They do fairly well here, keeping you cool and dry on warmer days, but we still found that if you run into some rain, the shorts will hold a little more moisture than you'd like when it's cold and overcast. The Mobil mesh for the shoulder straps and the small footprint along the lower back also go a long way to keeping you cool and dry.
Efficiency and Pedal Friendliness
The first thing to note here is that fabrics with a higher mix of nylon tend to be a lot harder to stretch. They're usually intended to squeeze and support, but sometimes that also translates to resistance to pedaling, especially when you're tired and grumpy in the back half of a long ride.

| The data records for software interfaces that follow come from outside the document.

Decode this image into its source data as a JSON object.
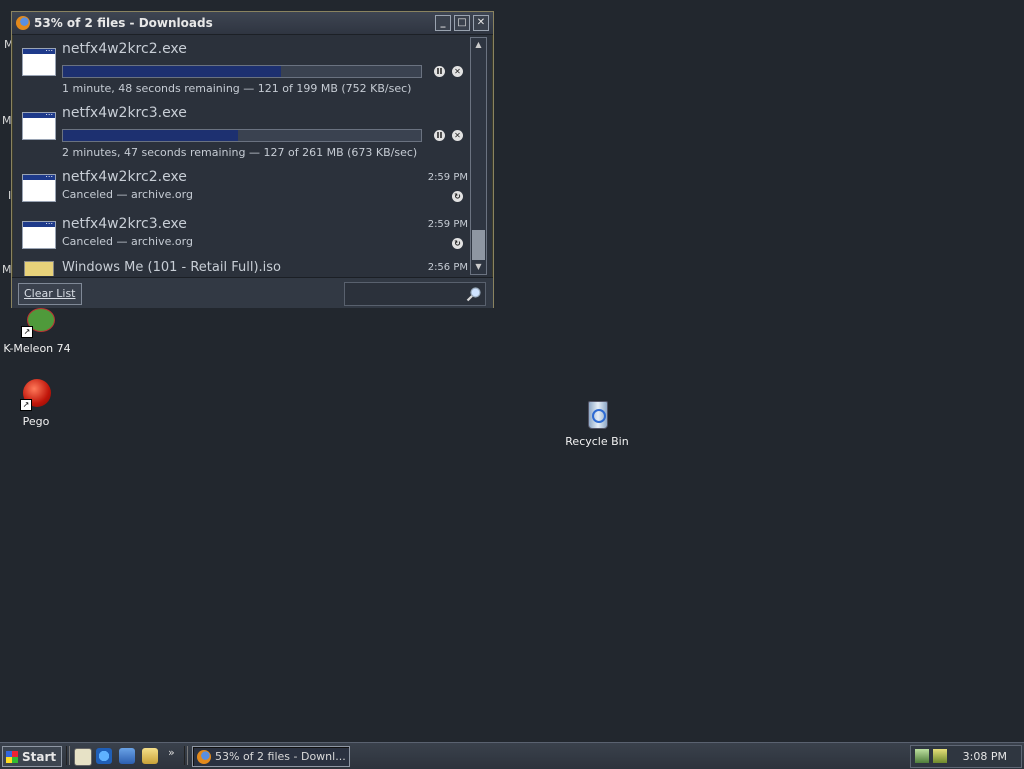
{
  "window": {
    "title": "53% of 2 files - Downloads",
    "controls": {
      "minimize": "_",
      "maximize": "□",
      "close": "✕"
    }
  },
  "downloads": [
    {
      "name": "netfx4w2krc2.exe",
      "progress": 0.61,
      "status": "1 minute, 48 seconds remaining — 121 of 199 MB (752 KB/sec)"
    },
    {
      "name": "netfx4w2krc3.exe",
      "progress": 0.49,
      "status": "2 minutes, 47 seconds remaining — 127 of 261 MB (673 KB/sec)"
    }
  ],
  "finished": [
    {
      "name": "netfx4w2krc2.exe",
      "time": "2:59 PM",
      "status": "Canceled — archive.org"
    },
    {
      "name": "netfx4w2krc3.exe",
      "time": "2:59 PM",
      "status": "Canceled — archive.org"
    },
    {
      "name": "Windows Me (101 - Retail Full).iso",
      "time": "2:56 PM"
    }
  ],
  "bottombar": {
    "clear_label": "Clear List"
  },
  "desktop": {
    "icons": [
      {
        "label": "K-Meleon 74"
      },
      {
        "label": "Pego"
      },
      {
        "label": "Recycle Bin"
      }
    ],
    "edge_fragments": [
      "M",
      "M",
      "I",
      "M"
    ]
  },
  "taskbar": {
    "start_label": "Start",
    "quick_launch_more": "»",
    "task_label": "53% of 2 files - Downl...",
    "clock": "3:08 PM"
  },
  "colors": {
    "desktop": "#22272e",
    "progress_fill": "#1d3070",
    "window_border": "#8a8360"
  }
}
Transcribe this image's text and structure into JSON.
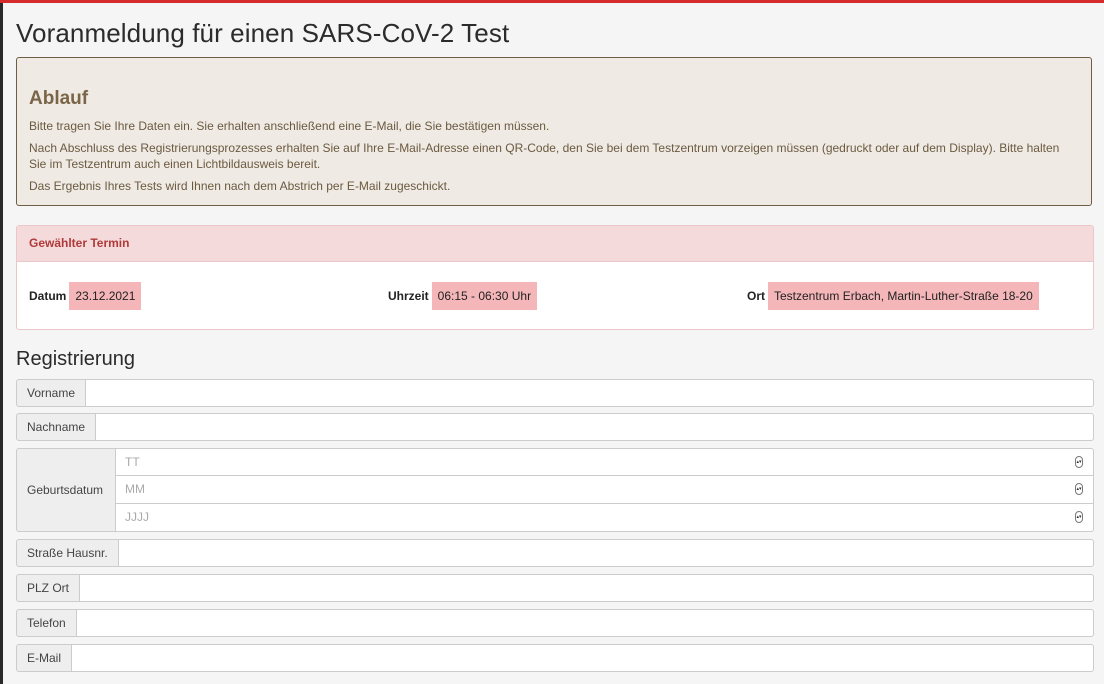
{
  "page": {
    "title": "Voranmeldung für einen SARS-CoV-2 Test"
  },
  "info": {
    "heading": "Ablauf",
    "paragraphs": [
      "Bitte tragen Sie Ihre Daten ein. Sie erhalten anschließend eine E-Mail, die Sie bestätigen müssen.",
      "Nach Abschluss des Registrierungsprozesses erhalten Sie auf Ihre E-Mail-Adresse einen QR-Code, den Sie bei dem Testzentrum vorzeigen müssen (gedruckt oder auf dem Display). Bitte halten Sie im Testzentrum auch einen Lichtbildausweis bereit.",
      "Das Ergebnis Ihres Tests wird Ihnen nach dem Abstrich per E-Mail zugeschickt."
    ]
  },
  "appointment": {
    "header": "Gewählter Termin",
    "date_label": "Datum",
    "date_value": "23.12.2021",
    "time_label": "Uhrzeit",
    "time_value": "06:15 - 06:30 Uhr",
    "place_label": "Ort",
    "place_value": "Testzentrum Erbach, Martin-Luther-Straße 18-20"
  },
  "registration": {
    "title": "Registrierung",
    "firstname_label": "Vorname",
    "firstname_value": "",
    "lastname_label": "Nachname",
    "lastname_value": "",
    "dob_label": "Geburtsdatum",
    "dob_day_placeholder": "TT",
    "dob_month_placeholder": "MM",
    "dob_year_placeholder": "JJJJ",
    "street_label": "Straße Hausnr.",
    "street_value": "",
    "city_label": "PLZ Ort",
    "city_value": "",
    "phone_label": "Telefon",
    "phone_value": "",
    "email_label": "E-Mail",
    "email_value": ""
  },
  "colors": {
    "accent_top": "#d62b2b",
    "info_background": "#efeae3",
    "highlight": "#f4b6b8"
  }
}
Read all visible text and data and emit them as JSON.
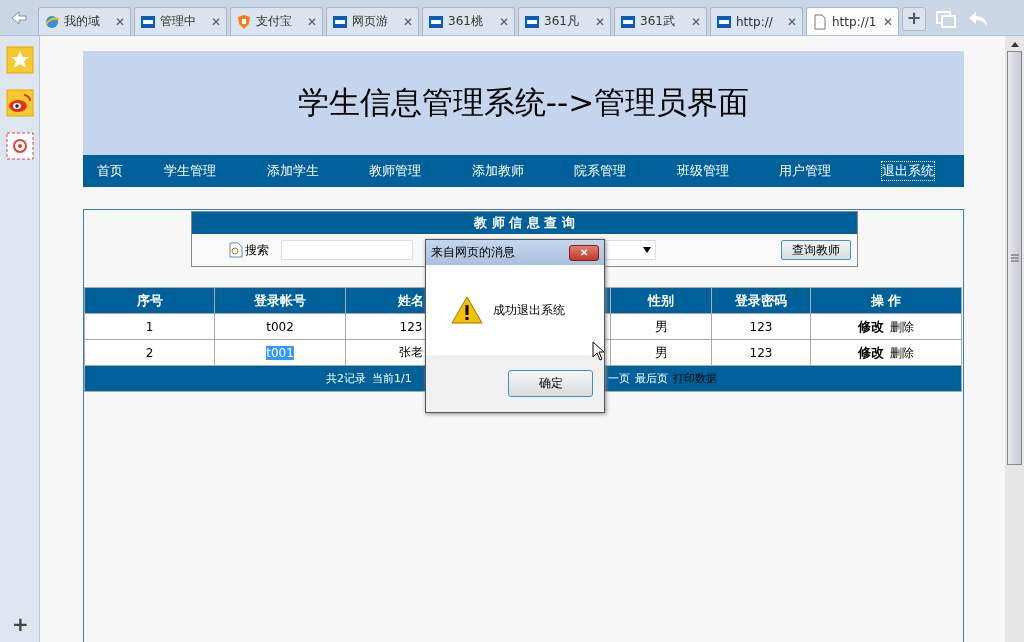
{
  "browser": {
    "tabs": [
      {
        "title": "我的域",
        "kind": "ie",
        "close": "✕",
        "selected": false
      },
      {
        "title": "管理中",
        "kind": "g361",
        "close": "✕",
        "selected": false
      },
      {
        "title": "支付宝",
        "kind": "alipay",
        "close": "✕",
        "selected": false
      },
      {
        "title": "网页游",
        "kind": "g361",
        "close": "✕",
        "selected": false
      },
      {
        "title": "361桃",
        "kind": "g361",
        "close": "✕",
        "selected": false
      },
      {
        "title": "361凡",
        "kind": "g361",
        "close": "✕",
        "selected": false
      },
      {
        "title": "361武",
        "kind": "g361",
        "close": "✕",
        "selected": false
      },
      {
        "title": "http://",
        "kind": "g361",
        "close": "✕",
        "selected": false
      },
      {
        "title": "http://1",
        "kind": "page",
        "close": "✕",
        "selected": true
      }
    ],
    "new_tab": "+",
    "sidebar": [
      {
        "kind": "star"
      },
      {
        "kind": "weibo"
      },
      {
        "kind": "mail"
      }
    ],
    "sidebar_add": "+"
  },
  "header": {
    "title": "学生信息管理系统-->管理员界面"
  },
  "nav": [
    {
      "label": "首页",
      "focused": false
    },
    {
      "label": "学生管理",
      "focused": false
    },
    {
      "label": "添加学生",
      "focused": false
    },
    {
      "label": "教师管理",
      "focused": false
    },
    {
      "label": "添加教师",
      "focused": false
    },
    {
      "label": "院系管理",
      "focused": false
    },
    {
      "label": "班级管理",
      "focused": false
    },
    {
      "label": "用户管理",
      "focused": false
    },
    {
      "label": "退出系统",
      "focused": true
    }
  ],
  "query": {
    "title": "教 师 信 息 查 询",
    "search_label": "搜索",
    "button": "查询教师"
  },
  "table": {
    "columns": [
      "序号",
      "登录帐号",
      "姓名",
      null,
      "性别",
      "登录密码",
      "操 作"
    ],
    "rows": [
      {
        "index": "1",
        "account": "t002",
        "account_highlighted": false,
        "name": "123",
        "gender": "男",
        "password": "123",
        "edit": "修改",
        "delete": "删除"
      },
      {
        "index": "2",
        "account": "t001",
        "account_highlighted": true,
        "name": "张老",
        "gender": "男",
        "password": "123",
        "edit": "修改",
        "delete": "删除"
      }
    ],
    "footer": [
      "共2记录",
      "当前1/1",
      "一页",
      "最后页",
      "打印数据"
    ]
  },
  "dialog": {
    "title": "来自网页的消息",
    "close": "✕",
    "message": "成功退出系统",
    "button": "确定"
  }
}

The Century Zaps walk this line and do it just right. You get the compression and minimize excess fabric getting caught in the pistons or nose of the saddle, but you also have enough flexibility to move around when you need it.

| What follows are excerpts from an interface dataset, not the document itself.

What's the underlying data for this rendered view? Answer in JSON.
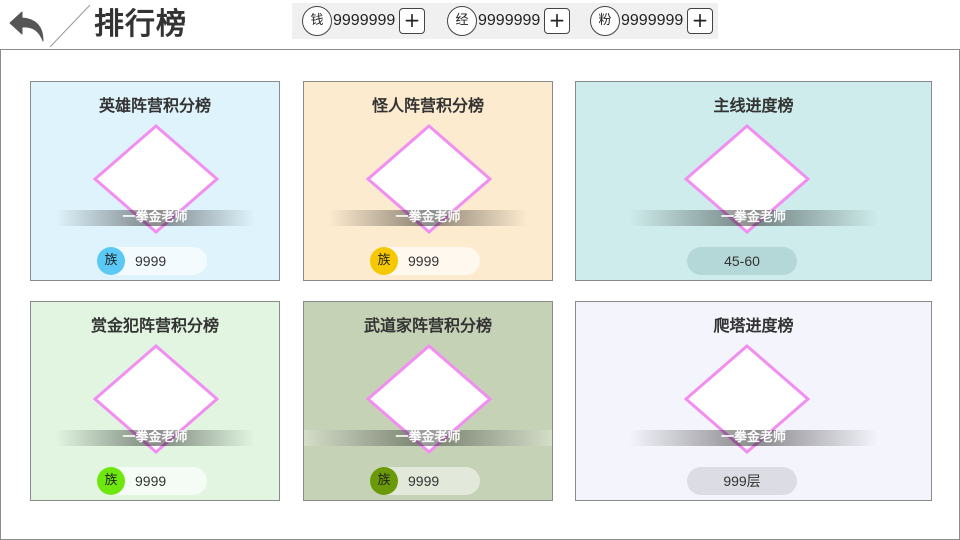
{
  "header": {
    "title": "排行榜",
    "back_icon": "back-arrow-icon"
  },
  "currencies": [
    {
      "icon_label": "钱",
      "value": "9999999",
      "add_label": "+"
    },
    {
      "icon_label": "经",
      "value": "9999999",
      "add_label": "+"
    },
    {
      "icon_label": "粉",
      "value": "9999999",
      "add_label": "+"
    }
  ],
  "cards": [
    {
      "title": "英雄阵营积分榜",
      "name": "一拳金老师",
      "clan_label": "族",
      "score": "9999",
      "bg_color": "#dff3fc",
      "clan_color": "#5bc8f5"
    },
    {
      "title": "怪人阵营积分榜",
      "name": "一拳金老师",
      "clan_label": "族",
      "score": "9999",
      "bg_color": "#fdebcf",
      "clan_color": "#f5c800"
    },
    {
      "title": "主线进度榜",
      "name": "一拳金老师",
      "range": "45-60",
      "bg_color": "#cdeceb"
    },
    {
      "title": "赏金犯阵营积分榜",
      "name": "一拳金老师",
      "clan_label": "族",
      "score": "9999",
      "bg_color": "#e1f5e1",
      "clan_color": "#6ee80c"
    },
    {
      "title": "武道家阵营积分榜",
      "name": "一拳金老师",
      "clan_label": "族",
      "score": "9999",
      "bg_color": "#c5d2b5",
      "clan_color": "#6a9a0a"
    },
    {
      "title": "爬塔进度榜",
      "name": "一拳金老师",
      "range": "999层",
      "bg_color": "#f4f4fc"
    }
  ],
  "colors": {
    "diamond_border": "#f28ef2",
    "border": "#8c8c8c"
  }
}
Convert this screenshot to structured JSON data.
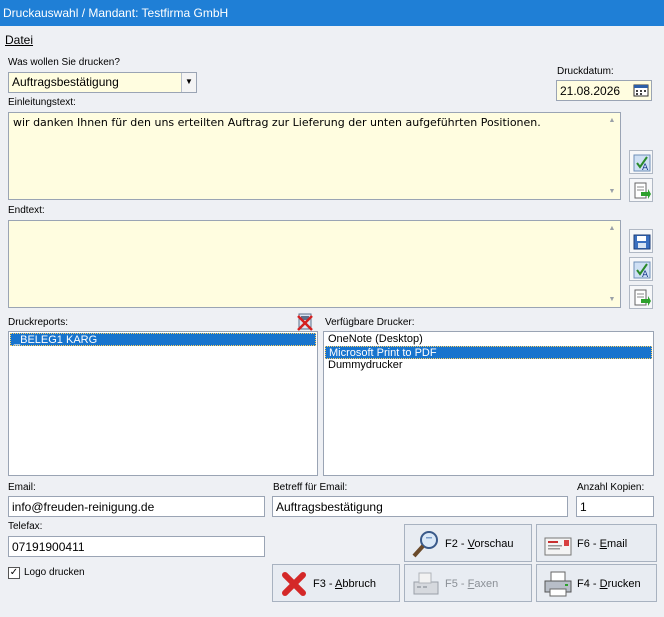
{
  "window": {
    "title": "Druckauswahl / Mandant: Testfirma GmbH"
  },
  "menu": {
    "items": [
      {
        "label": "Datei"
      }
    ]
  },
  "print_what": {
    "label": "Was wollen Sie drucken?",
    "value": "Auftragsbestätigung"
  },
  "print_date": {
    "label": "Druckdatum:",
    "value": "21.08.2026"
  },
  "intro_text": {
    "label": "Einleitungstext:",
    "value": "wir danken Ihnen für den uns erteilten Auftrag zur Lieferung der unten aufgeführten Positionen."
  },
  "end_text": {
    "label": "Endtext:",
    "value": ""
  },
  "reports": {
    "label": "Druckreports:",
    "items": [
      {
        "label": "_BELEG1   KARG",
        "selected": true
      }
    ]
  },
  "printers": {
    "label": "Verfügbare Drucker:",
    "items": [
      {
        "label": "OneNote (Desktop)",
        "selected": false
      },
      {
        "label": "Microsoft Print to PDF",
        "selected": true
      },
      {
        "label": "Dummydrucker",
        "selected": false
      }
    ]
  },
  "email": {
    "label": "Email:",
    "value": "info@freuden-reinigung.de"
  },
  "subject": {
    "label": "Betreff für Email:",
    "value": "Auftragsbestätigung"
  },
  "copies": {
    "label": "Anzahl Kopien:",
    "value": "1"
  },
  "fax": {
    "label": "Telefax:",
    "value": "07191900411"
  },
  "logo": {
    "label": "Logo drucken",
    "checked": true
  },
  "buttons": {
    "preview": {
      "prefix": "F2 - ",
      "key": "V",
      "rest": "orschau"
    },
    "email": {
      "prefix": "F6 - ",
      "key": "E",
      "rest": "mail"
    },
    "cancel": {
      "prefix": "F3 - ",
      "key": "A",
      "rest": "bbruch"
    },
    "fax": {
      "prefix": "F5 - ",
      "key": "F",
      "rest": "axen",
      "disabled": true
    },
    "print": {
      "prefix": "F4 - ",
      "key": "D",
      "rest": "rucken"
    }
  },
  "colors": {
    "title_bar": "#1f7fd6",
    "field_bg": "#fffde0",
    "selection": "#1874cd"
  }
}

One area of annoyance is the leg grippers. They're comfortable, which is really important on long days, but once you get a good salty oil sheen going (or if you hit some rain), you'll find yourself pulling the cuffs down repeatedly. It's not an easy problem to solve. This happens with most leg grippers.
The high mix of nylon in the Firo fabric that makes up their body ensures that they're tough and will take a lot of abrasion and abuse. The liability this brings is that you're at a higher risk of tearing them if you stretch too much, particularly when you're clawing them on before a ride. If it's going to happen it's usually at a seam. While there's a risk of this happening, their sturdy flatlock seams seem to do a good job of girding against it unless you're determined to tear a hole in them. We'd also be remiss if we failed to just mention the nature of fine mesh, of which the shoulder straps consist: it won't last forever. We expect a few good, hard seasons out of these though. The pockets are also a fine mesh, but with more lycra to accommodate more stretching. This is great for a while, but the pockets may lose some of their elasticity or even tear as the years go by and the abuse accumulates.

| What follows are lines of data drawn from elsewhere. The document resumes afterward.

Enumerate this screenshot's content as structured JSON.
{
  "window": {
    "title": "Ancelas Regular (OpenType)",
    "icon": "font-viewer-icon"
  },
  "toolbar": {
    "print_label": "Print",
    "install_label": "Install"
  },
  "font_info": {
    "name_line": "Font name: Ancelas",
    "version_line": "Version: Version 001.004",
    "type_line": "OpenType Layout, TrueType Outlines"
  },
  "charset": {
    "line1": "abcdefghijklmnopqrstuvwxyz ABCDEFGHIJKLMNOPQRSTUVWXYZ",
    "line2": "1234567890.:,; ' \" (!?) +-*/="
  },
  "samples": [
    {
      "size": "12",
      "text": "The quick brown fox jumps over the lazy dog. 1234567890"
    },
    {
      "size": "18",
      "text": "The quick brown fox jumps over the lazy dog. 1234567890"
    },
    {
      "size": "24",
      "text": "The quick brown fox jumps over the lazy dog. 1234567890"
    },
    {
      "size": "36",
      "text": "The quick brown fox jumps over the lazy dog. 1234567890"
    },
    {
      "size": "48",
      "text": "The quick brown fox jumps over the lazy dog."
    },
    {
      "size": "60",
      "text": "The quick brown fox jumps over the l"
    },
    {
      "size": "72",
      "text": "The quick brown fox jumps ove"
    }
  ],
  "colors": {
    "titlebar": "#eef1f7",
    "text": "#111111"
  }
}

As expected, this is an area that requires a bit more nuance and taste, as it's an evaluation of aesthetics, which is open to broader interpretation. That said, the SUGOi RS Century Zaps are a pretty good-looking pair of off-the-shelf shorts. The seams outlining its 12+ panels create a nice visual complexity of curved and intersecting lines made that create a nice mirrored pattern, though it'll mostly just be visible to you as you look down at your computer.
Their reflective cuff also contrasts against the body for a nice effect, slightly accentuating the lower quad heads. Maybe a detractor here, depending on your preference, is the short inseam combined with the tighter material, which will probably cause your tan lines to migrate, possibly even a little unevenly.
As the name implies, long-haulers are the guys who will get the most out of the Century Zaps and find their value. You're not sacrificing much in the way of performance for your typical workouts, but there might be better shorts out there. However, if you find that you're doing 60, 70, 80 mile rides pretty frequently and always maxing out your saddlebags and jersey pockets with tubes, pumps, phones, bottles, keys, cards, and sandwiches, these can be really useful, all the more so on centuries and out touring.
We chose the SUGOi RS Century Zaps as our first choice for touring shorts for a handful of reasons, of course including their side pockets. But pockets alone do not superior touring shorts make. You really need a good pair with moderate support that doesn't become a struggle or tire you out the way some of the super-tight pairs can be. And you want a supple chamois, but not something that will fold or bunch up, transforming into this foam golf ball after a few hours that you get to grind into for the second half of your ride. That balance is exactly what you get with the Century Zaps and why we even chose to wear them on shorter rides when we didn't need pockets at all. We thoroughly enjoyed them and we suspect lots of other riders will too.
— Ryan Baham